RECORDS FOR THE EXERCISE:

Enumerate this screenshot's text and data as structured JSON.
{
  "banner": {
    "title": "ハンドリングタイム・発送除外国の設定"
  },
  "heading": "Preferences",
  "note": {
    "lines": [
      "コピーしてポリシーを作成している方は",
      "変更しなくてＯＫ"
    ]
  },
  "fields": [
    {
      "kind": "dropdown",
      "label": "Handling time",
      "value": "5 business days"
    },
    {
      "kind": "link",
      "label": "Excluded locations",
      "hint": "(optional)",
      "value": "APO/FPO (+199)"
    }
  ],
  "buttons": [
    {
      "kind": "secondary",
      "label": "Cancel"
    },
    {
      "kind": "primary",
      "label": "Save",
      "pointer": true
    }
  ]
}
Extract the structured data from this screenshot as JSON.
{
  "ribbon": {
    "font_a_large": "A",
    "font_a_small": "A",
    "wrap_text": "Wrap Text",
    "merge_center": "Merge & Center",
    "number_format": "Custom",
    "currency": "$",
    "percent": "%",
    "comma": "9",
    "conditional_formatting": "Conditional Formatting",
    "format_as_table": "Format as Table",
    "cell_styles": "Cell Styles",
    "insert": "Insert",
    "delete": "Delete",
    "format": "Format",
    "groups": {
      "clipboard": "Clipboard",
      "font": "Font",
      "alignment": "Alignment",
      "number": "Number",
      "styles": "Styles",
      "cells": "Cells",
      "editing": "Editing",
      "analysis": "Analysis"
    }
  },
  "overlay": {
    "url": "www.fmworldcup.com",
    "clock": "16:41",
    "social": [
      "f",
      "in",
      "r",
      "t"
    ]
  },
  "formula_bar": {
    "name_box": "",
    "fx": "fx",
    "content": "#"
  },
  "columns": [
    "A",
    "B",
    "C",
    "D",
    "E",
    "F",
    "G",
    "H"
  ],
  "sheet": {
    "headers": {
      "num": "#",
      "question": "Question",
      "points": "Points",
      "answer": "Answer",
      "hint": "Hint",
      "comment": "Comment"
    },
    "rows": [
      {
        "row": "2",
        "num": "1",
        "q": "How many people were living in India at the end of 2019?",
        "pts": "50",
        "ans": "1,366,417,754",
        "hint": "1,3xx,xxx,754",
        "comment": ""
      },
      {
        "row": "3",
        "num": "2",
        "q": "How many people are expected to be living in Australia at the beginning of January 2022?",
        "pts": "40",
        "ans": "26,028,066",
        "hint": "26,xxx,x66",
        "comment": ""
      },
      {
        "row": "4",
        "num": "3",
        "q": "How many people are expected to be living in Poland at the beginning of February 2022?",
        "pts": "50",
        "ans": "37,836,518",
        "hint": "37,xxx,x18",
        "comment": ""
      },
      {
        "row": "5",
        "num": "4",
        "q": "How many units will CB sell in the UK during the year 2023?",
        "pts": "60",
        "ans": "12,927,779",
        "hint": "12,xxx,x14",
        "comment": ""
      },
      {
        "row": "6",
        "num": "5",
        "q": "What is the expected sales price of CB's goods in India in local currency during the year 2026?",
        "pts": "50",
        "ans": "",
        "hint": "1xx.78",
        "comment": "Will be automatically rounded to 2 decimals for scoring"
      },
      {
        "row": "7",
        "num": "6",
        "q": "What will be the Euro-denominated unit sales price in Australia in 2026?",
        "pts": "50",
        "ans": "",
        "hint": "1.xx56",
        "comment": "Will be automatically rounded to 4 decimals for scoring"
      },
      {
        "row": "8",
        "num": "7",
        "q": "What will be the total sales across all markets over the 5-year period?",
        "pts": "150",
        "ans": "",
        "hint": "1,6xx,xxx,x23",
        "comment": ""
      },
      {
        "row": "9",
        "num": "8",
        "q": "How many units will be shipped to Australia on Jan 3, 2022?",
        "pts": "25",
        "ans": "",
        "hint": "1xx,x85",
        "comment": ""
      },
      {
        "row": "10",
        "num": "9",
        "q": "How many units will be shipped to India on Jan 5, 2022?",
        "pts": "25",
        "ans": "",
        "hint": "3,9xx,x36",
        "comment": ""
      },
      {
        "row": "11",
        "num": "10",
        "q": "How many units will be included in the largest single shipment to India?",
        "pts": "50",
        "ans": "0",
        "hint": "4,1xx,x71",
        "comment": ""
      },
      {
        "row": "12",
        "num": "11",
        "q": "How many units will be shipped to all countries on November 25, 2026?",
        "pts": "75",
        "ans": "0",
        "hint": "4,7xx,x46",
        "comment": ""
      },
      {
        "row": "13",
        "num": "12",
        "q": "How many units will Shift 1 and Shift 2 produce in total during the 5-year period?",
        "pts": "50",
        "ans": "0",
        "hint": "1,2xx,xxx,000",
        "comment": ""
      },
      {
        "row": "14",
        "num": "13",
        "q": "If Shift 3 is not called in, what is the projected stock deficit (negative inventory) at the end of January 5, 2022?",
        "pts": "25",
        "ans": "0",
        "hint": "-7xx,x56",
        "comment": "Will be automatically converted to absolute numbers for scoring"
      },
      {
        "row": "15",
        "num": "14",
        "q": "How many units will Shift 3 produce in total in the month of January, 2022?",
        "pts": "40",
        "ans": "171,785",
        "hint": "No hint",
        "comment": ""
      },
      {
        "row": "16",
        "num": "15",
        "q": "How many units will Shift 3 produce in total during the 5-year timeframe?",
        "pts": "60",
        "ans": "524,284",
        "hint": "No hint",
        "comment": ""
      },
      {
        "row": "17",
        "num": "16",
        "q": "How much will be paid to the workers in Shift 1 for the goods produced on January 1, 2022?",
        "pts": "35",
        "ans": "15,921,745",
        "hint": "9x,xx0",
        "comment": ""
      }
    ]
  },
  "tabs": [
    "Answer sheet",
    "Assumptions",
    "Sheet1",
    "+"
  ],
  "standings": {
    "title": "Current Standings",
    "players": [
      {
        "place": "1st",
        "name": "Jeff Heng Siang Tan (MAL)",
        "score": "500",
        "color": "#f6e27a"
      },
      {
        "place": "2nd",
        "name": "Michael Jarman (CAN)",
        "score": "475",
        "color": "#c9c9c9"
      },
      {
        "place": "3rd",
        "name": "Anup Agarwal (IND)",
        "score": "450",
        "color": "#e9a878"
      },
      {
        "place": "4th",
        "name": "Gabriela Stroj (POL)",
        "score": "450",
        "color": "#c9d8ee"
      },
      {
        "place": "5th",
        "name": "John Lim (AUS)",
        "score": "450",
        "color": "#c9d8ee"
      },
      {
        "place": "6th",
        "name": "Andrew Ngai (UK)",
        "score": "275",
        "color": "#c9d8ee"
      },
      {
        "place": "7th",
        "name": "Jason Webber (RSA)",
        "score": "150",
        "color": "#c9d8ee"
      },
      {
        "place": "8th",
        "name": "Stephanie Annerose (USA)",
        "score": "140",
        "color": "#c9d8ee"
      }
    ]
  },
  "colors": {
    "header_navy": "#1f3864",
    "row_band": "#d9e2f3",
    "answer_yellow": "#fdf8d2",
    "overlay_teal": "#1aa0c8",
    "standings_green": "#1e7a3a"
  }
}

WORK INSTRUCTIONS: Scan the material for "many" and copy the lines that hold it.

WRITTEN SOLUTION:
        "q": "How many people were living in India at the end of 2019?",
        "q": "How many people are expected to be living in Australia at the beginning of January 2022?",
        "q": "How many people are expected to be living in Poland at the beginning of February 2022?",
        "q": "How many units will CB sell in the UK during the year 2023?",
        "q": "How many units will be shipped to Australia on Jan 3, 2022?",
        "q": "How many units will be shipped to India on Jan 5, 2022?",
        "q": "How many units will be included in the largest single shipment to India?",
        "q": "How many units will be shipped to all countries on November 25, 2026?",
        "q": "How many units will Shift 1 and Shift 2 produce in total during the 5-year period?",
        "q": "How many units will Shift 3 produce in total in the month of January, 2022?",
        "q": "How many units will Shift 3 produce in total during the 5-year timeframe?",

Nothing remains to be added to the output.